Japan has lower elevation resulting in less harsh weather and less protection against insects. Because of this, Japanese tea farmers invest more time taking care of the plant itself by shading it, trimming the leaves etc. After harvesting the tea leaves, the Japanese will often use machines to process the leaves.
China, on the other hand, primarily leave the leaves and tea plants alone. This creates more variation in flavour as you will never get the same leaf for each brew.
The process to stop the tea from oxidising is also quite different. China more commonly uses pan firing whereas Japanese green teas are steamed. By changing the
Check out the information below to understand the differences between Japanese and Chinese green tea at a glance.
Japanese Green Tea
- Produces 95 million kg of green tea in total per year.
- Tea plants grow at up to 300 m elevation.
- Tea is harvested in the late spring (larger leaves).
- Leaves are steamed and dried.
- Leaves are processed by machine which results in consistent flavour.
- Green tea is brewed in Kyusu or Tetsubin – clay or cast iron teapots
- Japanese green tea has savoury, vegetal notes and is famous for having a strong weren’t and deep umami flavour profile.
- Tea brew is often a bright deep yellow or green in colour
- Popular types of Japanese green tea include matcha and sencha.
Chinese Green Tea
- Produces 2400 million kg of green tea in total per year.
- Tea plants grow at up to 700 m elevation
- Tea is harvested in early spring (smaller leaves).
- Leaves are pan-fried.

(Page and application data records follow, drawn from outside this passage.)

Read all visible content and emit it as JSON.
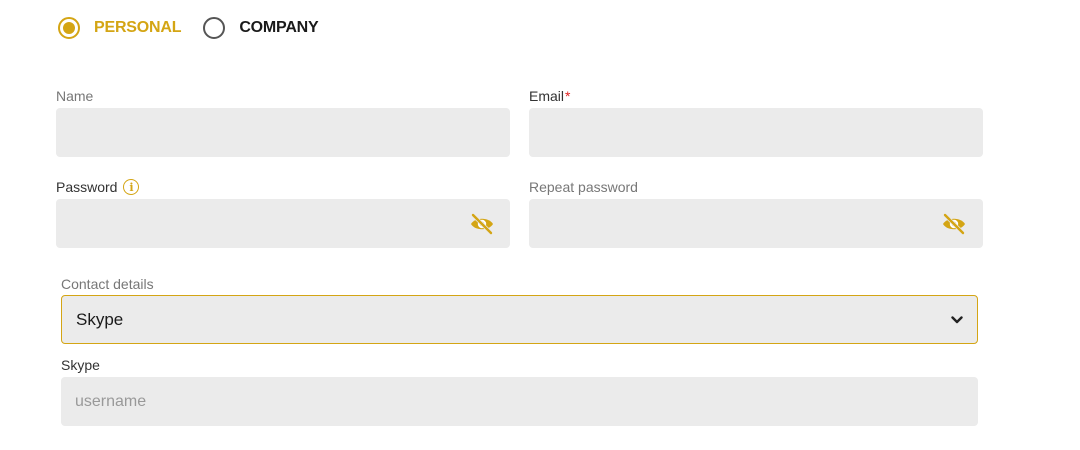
{
  "account_type": {
    "options": [
      {
        "label": "PERSONAL",
        "selected": true
      },
      {
        "label": "COMPANY",
        "selected": false
      }
    ]
  },
  "form": {
    "name": {
      "label": "Name",
      "value": ""
    },
    "email": {
      "label": "Email",
      "required_mark": "*",
      "value": ""
    },
    "password": {
      "label": "Password",
      "info_icon": "info-icon",
      "value": ""
    },
    "repeat_password": {
      "label": "Repeat password",
      "value": ""
    },
    "contact_details": {
      "label": "Contact details",
      "selected": "Skype"
    },
    "skype": {
      "label": "Skype",
      "placeholder": "username",
      "value": ""
    }
  },
  "icons": {
    "password_toggle": "eye-off-icon",
    "select_arrow": "chevron-down-icon"
  },
  "colors": {
    "accent": "#d4a514",
    "field_background": "#ebebeb",
    "required": "#e02020"
  }
}
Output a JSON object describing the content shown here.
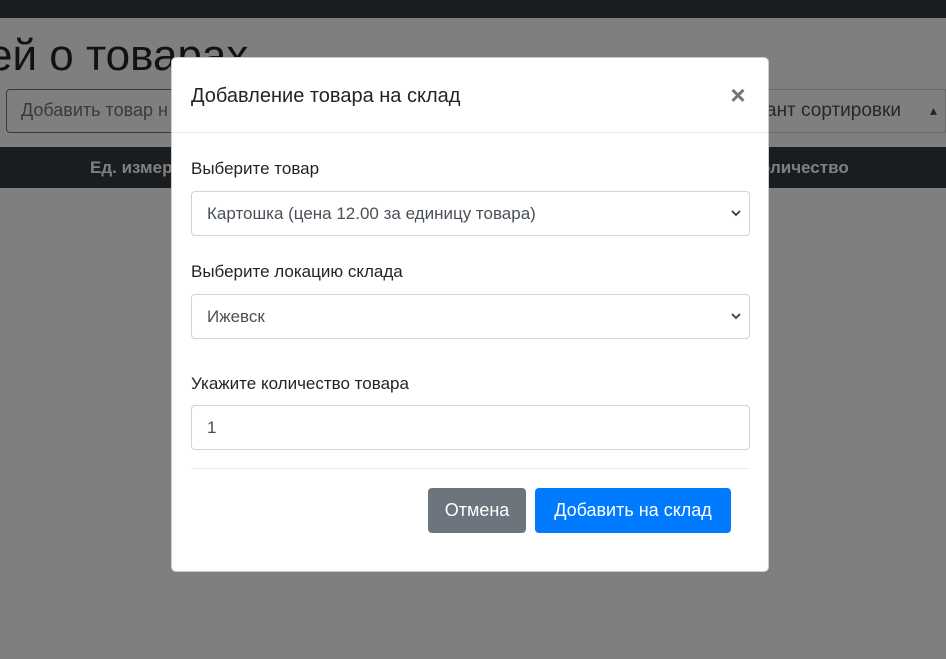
{
  "page": {
    "title_fragment": "ей о товарах",
    "add_button_fragment": "Добавить товар н",
    "sort_select_fragment": "ант сортировки",
    "table_headers": {
      "unit": "Ед. измер",
      "quantity": "оличество"
    }
  },
  "modal": {
    "title": "Добавление товара на склад",
    "close_icon": "×",
    "product_label": "Выберите товар",
    "product_selected": "Картошка (цена 12.00 за единицу товара)",
    "location_label": "Выберите локацию склада",
    "location_selected": "Ижевск",
    "quantity_label": "Укажите количество товара",
    "quantity_value": "1",
    "cancel_label": "Отмена",
    "submit_label": "Добавить на склад"
  },
  "colors": {
    "primary": "#007bff",
    "secondary": "#6c757d",
    "dark": "#343a40",
    "backdrop": "rgba(0,0,0,0.5)"
  },
  "icons": {
    "close": "close-icon",
    "select_arrow": "chevron-down-icon",
    "sort_arrow": "sort-arrows-icon"
  }
}
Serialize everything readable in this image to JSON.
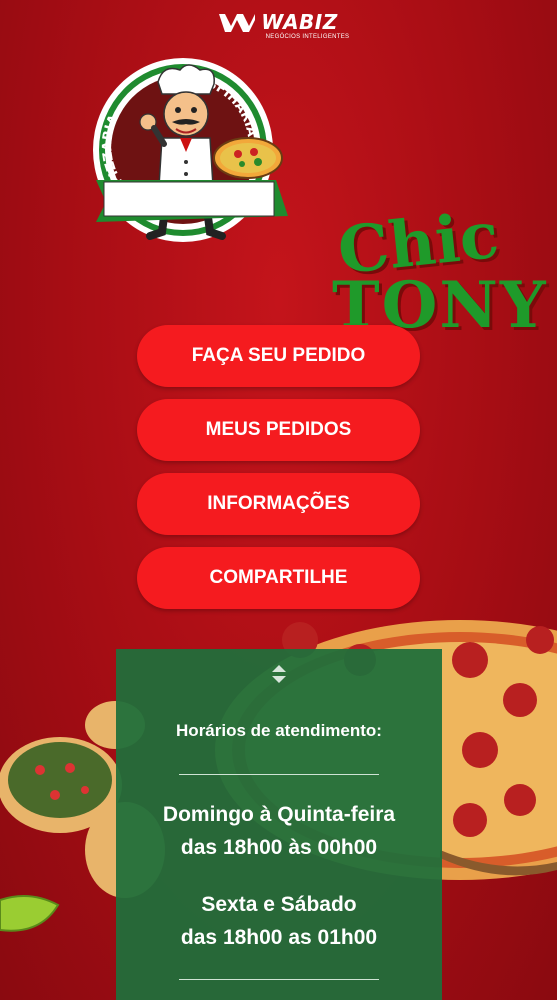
{
  "brand": {
    "name": "WABIZ",
    "tagline": "NEGÓCIOS INTELIGENTES"
  },
  "logo": {
    "arc_left": "PIZZARIA",
    "arc_right": "ESFIHARIA",
    "word1": "Chic",
    "word2": "TONY"
  },
  "menu": [
    {
      "label": "FAÇA SEU PEDIDO"
    },
    {
      "label": "MEUS PEDIDOS"
    },
    {
      "label": "INFORMAÇÕES"
    },
    {
      "label": "COMPARTILHE"
    }
  ],
  "hours": {
    "title": "Horários de atendimento:",
    "schedule": [
      {
        "days": "Domingo à Quinta-feira",
        "time": "das 18h00 às 00h00"
      },
      {
        "days": "Sexta e Sábado",
        "time": "das 18h00 as 01h00"
      }
    ]
  },
  "colors": {
    "background": "#a60d14",
    "button": "#f51b1f",
    "panel": "#206e3a",
    "logo_green": "#1f9a2a"
  }
}
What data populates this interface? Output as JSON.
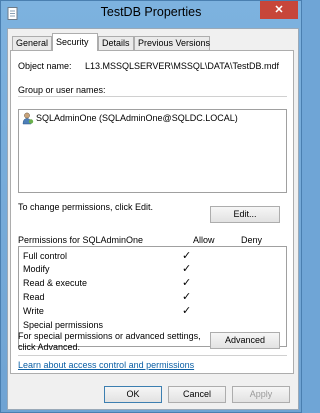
{
  "window": {
    "title": "TestDB Properties",
    "close_glyph": "✕"
  },
  "tabs": [
    {
      "label": "General"
    },
    {
      "label": "Security"
    },
    {
      "label": "Details"
    },
    {
      "label": "Previous Versions"
    }
  ],
  "object": {
    "label": "Object name:",
    "value": "L13.MSSQLSERVER\\MSSQL\\DATA\\TestDB.mdf"
  },
  "groups": {
    "label": "Group or user names:",
    "users": [
      {
        "label": "SQLAdminOne (SQLAdminOne@SQLDC.LOCAL)",
        "icon": "user-icon"
      }
    ]
  },
  "change_text": "To change permissions, click Edit.",
  "edit_button": "Edit...",
  "permissions": {
    "header_label": "Permissions for SQLAdminOne",
    "allow_header": "Allow",
    "deny_header": "Deny",
    "rows": [
      {
        "name": "Full control",
        "allow": "✓",
        "deny": ""
      },
      {
        "name": "Modify",
        "allow": "✓",
        "deny": ""
      },
      {
        "name": "Read & execute",
        "allow": "✓",
        "deny": ""
      },
      {
        "name": "Read",
        "allow": "✓",
        "deny": ""
      },
      {
        "name": "Write",
        "allow": "✓",
        "deny": ""
      },
      {
        "name": "Special permissions",
        "allow": "",
        "deny": ""
      }
    ]
  },
  "special": {
    "line1": "For special permissions or advanced settings,",
    "line2": "click Advanced.",
    "advanced_button": "Advanced"
  },
  "learn_link": "Learn about access control and permissions",
  "footer": {
    "ok": "OK",
    "cancel": "Cancel",
    "apply": "Apply"
  }
}
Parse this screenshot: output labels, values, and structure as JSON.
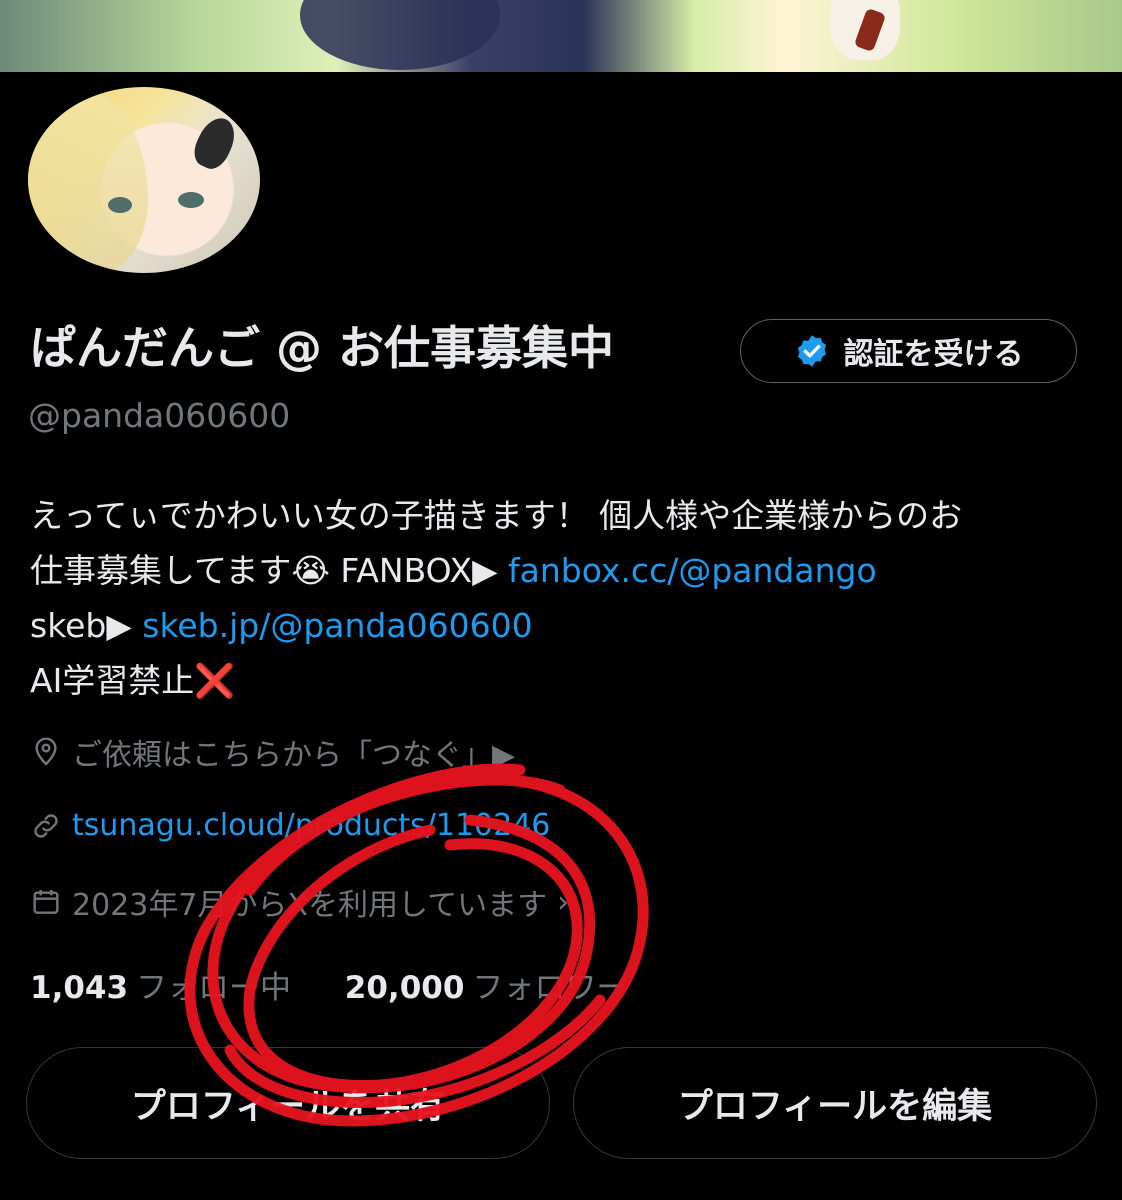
{
  "profile": {
    "name": "ぱんだんご @ お仕事募集中",
    "handle": "@panda060600",
    "verify_label": "認証を受ける",
    "bio": {
      "line1": "えってぃでかわいい女の子描きます！ 個人様や企業様からのお",
      "line2_text": "仕事募集してます😭 FANBOX▶ ",
      "line2_link": "fanbox.cc/@pandango",
      "line3_text": "skeb▶ ",
      "line3_link": "skeb.jp/@panda060600",
      "line4_text": "AI学習禁止",
      "line4_mark": "❌"
    },
    "location": "ご依頼はこちらから「つなぐ」▶",
    "website": "tsunagu.cloud/products/110246",
    "joined": "2023年7月からXを利用しています",
    "following_count": "1,043",
    "following_label": "フォロー中",
    "followers_count": "20,000",
    "followers_label": "フォロワー"
  },
  "buttons": {
    "share_label": "プロフィールを共有",
    "edit_label": "プロフィールを編集"
  },
  "colors": {
    "accent": "#1d9bf0",
    "muted": "#71767b",
    "text": "#e7e9ea",
    "annotation": "#e8131f"
  },
  "icons": [
    "verified-badge-icon",
    "location-pin-icon",
    "link-icon",
    "calendar-icon"
  ]
}
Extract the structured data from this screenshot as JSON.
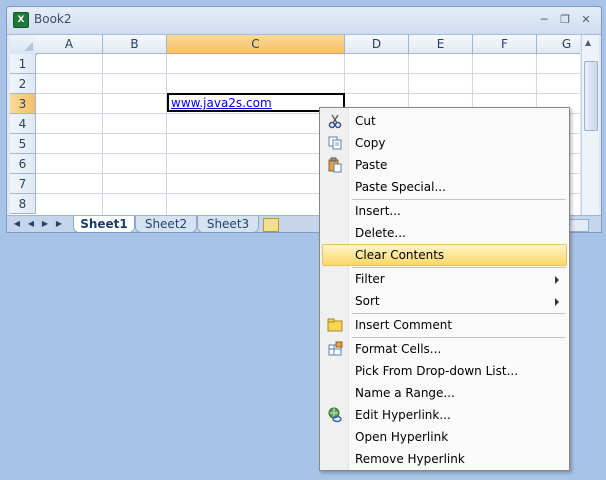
{
  "window": {
    "title": "Book2",
    "app_icon": "excel-icon"
  },
  "grid": {
    "columns": [
      "A",
      "B",
      "C",
      "D",
      "E",
      "F",
      "G"
    ],
    "rows": [
      "1",
      "2",
      "3",
      "4",
      "5",
      "6",
      "7",
      "8"
    ],
    "active_column": "C",
    "active_row": "3",
    "cell_c3_value": "www.java2s.com"
  },
  "sheets": {
    "tabs": [
      "Sheet1",
      "Sheet2",
      "Sheet3"
    ],
    "active": "Sheet1"
  },
  "context_menu": {
    "items": [
      {
        "label": "Cut",
        "icon": "scissors-icon"
      },
      {
        "label": "Copy",
        "icon": "copy-icon"
      },
      {
        "label": "Paste",
        "icon": "paste-icon"
      },
      {
        "label": "Paste Special...",
        "icon": ""
      },
      {
        "label": "Insert...",
        "icon": ""
      },
      {
        "label": "Delete...",
        "icon": ""
      },
      {
        "label": "Clear Contents",
        "icon": "",
        "highlighted": true
      },
      {
        "label": "Filter",
        "icon": "",
        "submenu": true
      },
      {
        "label": "Sort",
        "icon": "",
        "submenu": true
      },
      {
        "label": "Insert Comment",
        "icon": "comment-icon"
      },
      {
        "label": "Format Cells...",
        "icon": "format-cells-icon"
      },
      {
        "label": "Pick From Drop-down List...",
        "icon": ""
      },
      {
        "label": "Name a Range...",
        "icon": ""
      },
      {
        "label": "Edit Hyperlink...",
        "icon": "hyperlink-icon"
      },
      {
        "label": "Open Hyperlink",
        "icon": ""
      },
      {
        "label": "Remove Hyperlink",
        "icon": ""
      }
    ]
  },
  "colors": {
    "highlight": "#fbd865",
    "active_header": "#f4c068",
    "link": "#0000ee"
  }
}
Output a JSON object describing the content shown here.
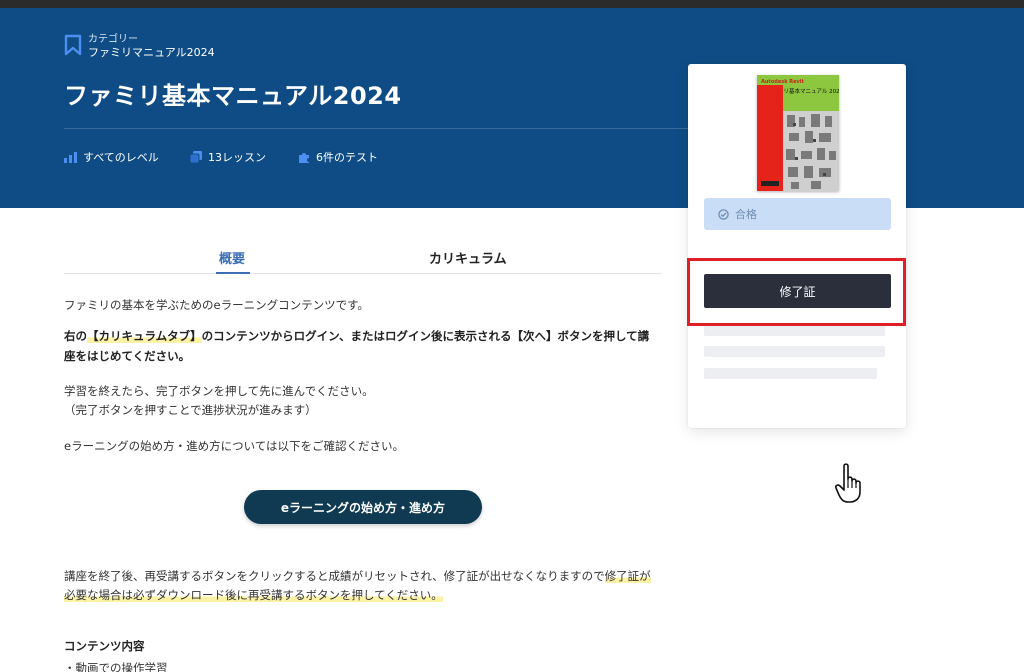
{
  "hero": {
    "category_label": "カテゴリー",
    "category_value": "ファミリマニュアル2024",
    "title": "ファミリ基本マニュアル2024",
    "stats": {
      "level": "すべてのレベル",
      "lessons": "13レッスン",
      "tests": "6件のテスト"
    }
  },
  "tabs": {
    "overview": "概要",
    "curriculum": "カリキュラム"
  },
  "content": {
    "intro": "ファミリの基本を学ぶためのeラーニングコンテンツです。",
    "instr_1": "右の",
    "instr_hl": "【カリキュラムタブ】",
    "instr_2": "のコンテンツからログイン、またはログイン後に表示される【次へ】ボタンを押して講",
    "instr_3": "座をはじめてください。",
    "done_1": "学習を終えたら、完了ボタンを押して先に進んでください。",
    "done_2": "（完了ボタンを押すことで進捗状況が進みます）",
    "howto_text": "eラーニングの始め方・進め方については以下をご確認ください。",
    "howto_button": "eラーニングの始め方・進め方",
    "reset_1": "講座を終了後、再受講するボタンをクリックすると成績がリセットされ、修了証が出せなくなりますので",
    "reset_hl_1": "修了証が",
    "reset_hl_2": "必要な場合は必ずダウンロード後に再受講するボタンを押してください。",
    "contents_heading": "コンテンツ内容",
    "contents_item_1": "・動画での操作学習"
  },
  "sidebar": {
    "cover_brand": "Autodesk Revit",
    "cover_title": "ファミリ基本マニュアル 2024",
    "pass_label": "合格",
    "certificate_button": "修了証"
  },
  "colors": {
    "hero_bg": "#0f4c85",
    "accent": "#3b6fb4",
    "highlight": "#fbf2a6",
    "cta_bg": "#0f3a52",
    "cert_btn_bg": "#2a2f3b",
    "annotation_red": "#e01e25",
    "pass_bg": "#c9ddf7",
    "cover_green": "#8dc63f"
  },
  "icons": {
    "category": "bookmark-icon",
    "level": "bar-chart-icon",
    "lessons": "copy-icon",
    "tests": "puzzle-icon",
    "pass": "check-circle-icon",
    "cursor": "hand-pointer-icon"
  }
}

- Leaves are hand processed resulting in more variation.
- Tea is brewed in Gawian teapot and Gongfu set.
- Chinese tea has floral and fruity notes.
- Tea brew is a pale light colour and almost see-through
- Popular types of Chinese green tea include dragon well and gunpowder.
Japan is renowned for its refined and high-quality blend of green teas. Whether you prefer the savoury, nutty flavours of genmaicha or the umami-rich, vegetal notes of gyokuro, there’s a Japanese tea that will suit everyone.
But we want to know what you think! Let us know in the comments below what your favourite Japanese green tea is!
About the Author
Amy is a travel writer and photographer with a passion for tea! Amy has traveled to many different tea regions of the world from Darjeeling, India, Japan, Taiwan, northern Thailand, and Vietnam to experience first-hand and learn about different tea cultures. She now lives in Kyoto where the Japanese tea ceremony was born and remains its spiritual heart.